→ About this exercise:
Search the material below for the word "time". Copy every line that has it.

--- Records for the exercise Enclosed Below ---

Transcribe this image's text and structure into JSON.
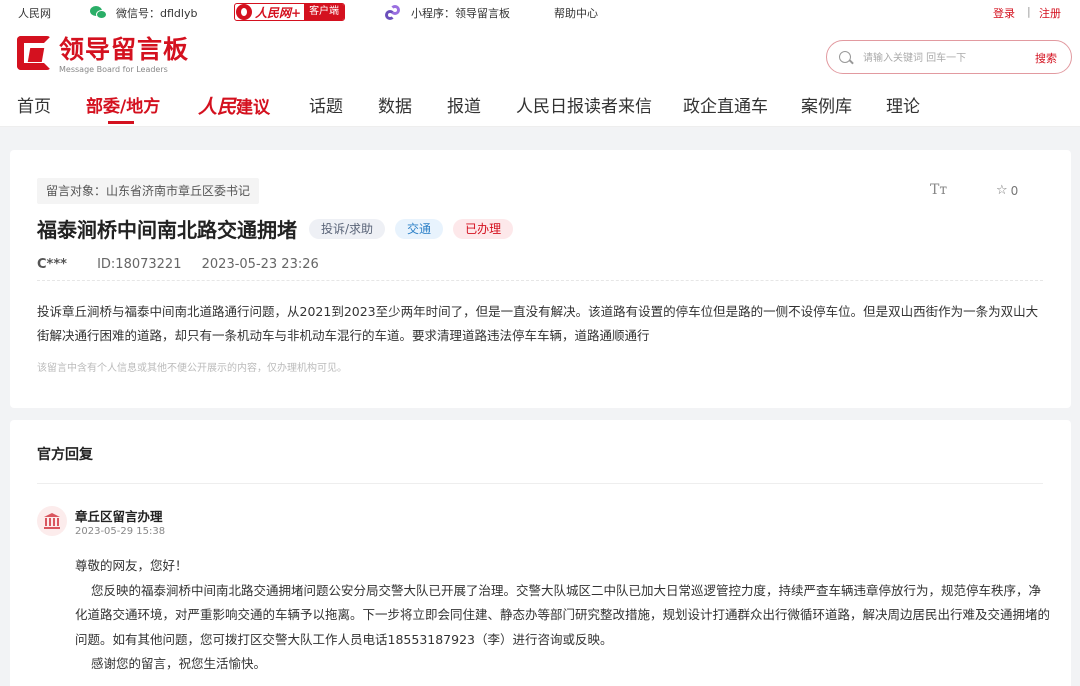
{
  "topbar": {
    "site": "人民网",
    "wechat": "微信号：dfldlyb",
    "client_name": "人民网+",
    "client_tag": "客户端",
    "mini_program": "小程序：领导留言板",
    "help": "帮助中心",
    "login": "登录",
    "separator": "|",
    "register": "注册"
  },
  "logo": {
    "cn": "领导留言板",
    "en": "Message Board for Leaders"
  },
  "search": {
    "placeholder": "请输入关键词 回车一下",
    "button": "搜索"
  },
  "nav": {
    "items": [
      "首页",
      "部委/地方",
      "人民建议",
      "话题",
      "数据",
      "报道",
      "人民日报读者来信",
      "政企直通车",
      "案例库",
      "理论"
    ],
    "jianyi_a": "人民",
    "jianyi_b": "建议",
    "active": "部委/地方"
  },
  "message": {
    "target": "留言对象：山东省济南市章丘区委书记",
    "font_toggle": "Tт",
    "fav_count": "0",
    "title": "福泰涧桥中间南北路交通拥堵",
    "badges": {
      "type": "投诉/求助",
      "category": "交通",
      "status": "已办理"
    },
    "author": "C***",
    "id": "ID:18073221",
    "time": "2023-05-23 23:26",
    "content": "投诉章丘涧桥与福泰中间南北道路通行问题，从2021到2023至少两年时间了，但是一直没有解决。该道路有设置的停车位但是路的一侧不设停车位。但是双山西街作为一条为双山大街解决通行困难的道路，却只有一条机动车与非机动车混行的车道。要求清理道路违法停车车辆，道路通顺通行",
    "notice": "该留言中含有个人信息或其他不便公开展示的内容，仅办理机构可见。"
  },
  "reply": {
    "title": "官方回复",
    "dept": "章丘区留言办理",
    "time": "2023-05-29 15:38",
    "greeting": "尊敬的网友，您好！",
    "body": "您反映的福泰涧桥中间南北路交通拥堵问题公安分局交警大队已开展了治理。交警大队城区二中队已加大日常巡逻管控力度，持续严查车辆违章停放行为，规范停车秩序，净化道路交通环境，对严重影响交通的车辆予以拖离。下一步将立即会同住建、静态办等部门研究整改措施，规划设计打通群众出行微循环道路，解决周边居民出行难及交通拥堵的问题。如有其他问题，您可拨打区交警大队工作人员电话18553187923（李）进行咨询或反映。",
    "closing": "感谢您的留言，祝您生活愉快。"
  },
  "colors": {
    "brand_red": "#d4111f",
    "page_bg": "#f2f3f5"
  }
}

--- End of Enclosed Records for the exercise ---

→ Result for this exercise:
    "time": "2023-05-23 23:26",
    "time": "2023-05-29 15:38",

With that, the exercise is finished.